What you return must match the data exactly, line for line.

__Records provided__:
──────────

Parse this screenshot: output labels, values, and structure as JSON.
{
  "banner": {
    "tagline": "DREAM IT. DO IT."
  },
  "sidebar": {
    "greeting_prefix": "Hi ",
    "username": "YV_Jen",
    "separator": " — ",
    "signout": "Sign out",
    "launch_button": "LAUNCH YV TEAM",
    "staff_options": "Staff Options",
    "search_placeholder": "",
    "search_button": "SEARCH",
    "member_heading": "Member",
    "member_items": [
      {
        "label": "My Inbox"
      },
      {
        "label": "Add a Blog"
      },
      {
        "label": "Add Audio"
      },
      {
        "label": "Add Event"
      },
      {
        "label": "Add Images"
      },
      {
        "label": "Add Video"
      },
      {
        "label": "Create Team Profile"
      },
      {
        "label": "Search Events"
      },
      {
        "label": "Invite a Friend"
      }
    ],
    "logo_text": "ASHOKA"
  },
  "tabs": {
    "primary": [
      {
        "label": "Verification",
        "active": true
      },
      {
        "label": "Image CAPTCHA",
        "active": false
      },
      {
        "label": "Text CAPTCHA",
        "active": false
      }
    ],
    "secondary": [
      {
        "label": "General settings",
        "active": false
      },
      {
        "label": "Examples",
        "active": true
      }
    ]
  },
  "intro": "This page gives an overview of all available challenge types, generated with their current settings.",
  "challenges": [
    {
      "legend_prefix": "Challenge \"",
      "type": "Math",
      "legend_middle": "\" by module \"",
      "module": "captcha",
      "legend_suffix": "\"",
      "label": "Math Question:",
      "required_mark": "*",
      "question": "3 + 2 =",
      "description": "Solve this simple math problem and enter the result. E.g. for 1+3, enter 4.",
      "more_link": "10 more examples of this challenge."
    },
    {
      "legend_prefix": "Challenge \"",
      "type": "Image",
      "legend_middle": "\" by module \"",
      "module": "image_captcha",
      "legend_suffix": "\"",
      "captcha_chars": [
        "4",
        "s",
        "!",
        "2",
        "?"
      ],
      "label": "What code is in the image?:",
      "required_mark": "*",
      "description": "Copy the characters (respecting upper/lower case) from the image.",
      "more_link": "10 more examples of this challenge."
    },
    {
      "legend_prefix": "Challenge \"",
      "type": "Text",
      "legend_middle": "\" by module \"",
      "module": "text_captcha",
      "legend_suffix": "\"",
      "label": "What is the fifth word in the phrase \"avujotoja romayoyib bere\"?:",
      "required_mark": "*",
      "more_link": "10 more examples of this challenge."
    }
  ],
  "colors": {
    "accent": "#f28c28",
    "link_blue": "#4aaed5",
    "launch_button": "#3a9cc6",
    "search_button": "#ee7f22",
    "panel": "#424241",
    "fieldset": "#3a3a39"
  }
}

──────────

__Result below__:
Parse this screenshot: output labels, values, and structure as JSON.
{
  "banner": {
    "tagline": "DREAM IT. DO IT."
  },
  "sidebar": {
    "greeting_prefix": "Hi ",
    "username": "YV_Jen",
    "separator": " — ",
    "signout": "Sign out",
    "launch_button": "LAUNCH YV TEAM",
    "staff_options": "Staff Options",
    "search_placeholder": "",
    "search_button": "SEARCH",
    "member_heading": "Member",
    "member_items": [
      {
        "label": "My Inbox"
      },
      {
        "label": "Add a Blog"
      },
      {
        "label": "Add Audio"
      },
      {
        "label": "Add Event"
      },
      {
        "label": "Add Images"
      },
      {
        "label": "Add Video"
      },
      {
        "label": "Create Team Profile"
      },
      {
        "label": "Search Events"
      },
      {
        "label": "Invite a Friend"
      }
    ],
    "logo_text": "ASHOKA"
  },
  "tabs": {
    "primary": [
      {
        "label": "Verification",
        "active": true
      },
      {
        "label": "Image CAPTCHA",
        "active": false
      },
      {
        "label": "Text CAPTCHA",
        "active": false
      }
    ],
    "secondary": [
      {
        "label": "General settings",
        "active": false
      },
      {
        "label": "Examples",
        "active": true
      }
    ]
  },
  "intro": "This page gives an overview of all available challenge types, generated with their current settings.",
  "challenges": [
    {
      "legend_prefix": "Challenge \"",
      "type": "Math",
      "legend_middle": "\" by module \"",
      "module": "captcha",
      "legend_suffix": "\"",
      "label": "Math Question:",
      "required_mark": "*",
      "question": "3 + 2 =",
      "description": "Solve this simple math problem and enter the result. E.g. for 1+3, enter 4.",
      "more_link": "10 more examples of this challenge."
    },
    {
      "legend_prefix": "Challenge \"",
      "type": "Image",
      "legend_middle": "\" by module \"",
      "module": "image_captcha",
      "legend_suffix": "\"",
      "captcha_chars": [
        "4",
        "s",
        "!",
        "2",
        "?"
      ],
      "label": "What code is in the image?:",
      "required_mark": "*",
      "description": "Copy the characters (respecting upper/lower case) from the image.",
      "more_link": "10 more examples of this challenge."
    },
    {
      "legend_prefix": "Challenge \"",
      "type": "Text",
      "legend_middle": "\" by module \"",
      "module": "text_captcha",
      "legend_suffix": "\"",
      "label": "What is the fifth word in the phrase \"avujotoja romayoyib bere\"?:",
      "required_mark": "*",
      "more_link": "10 more examples of this challenge."
    }
  ],
  "colors": {
    "accent": "#f28c28",
    "link_blue": "#4aaed5",
    "launch_button": "#3a9cc6",
    "search_button": "#ee7f22",
    "panel": "#424241",
    "fieldset": "#3a3a39"
  }
}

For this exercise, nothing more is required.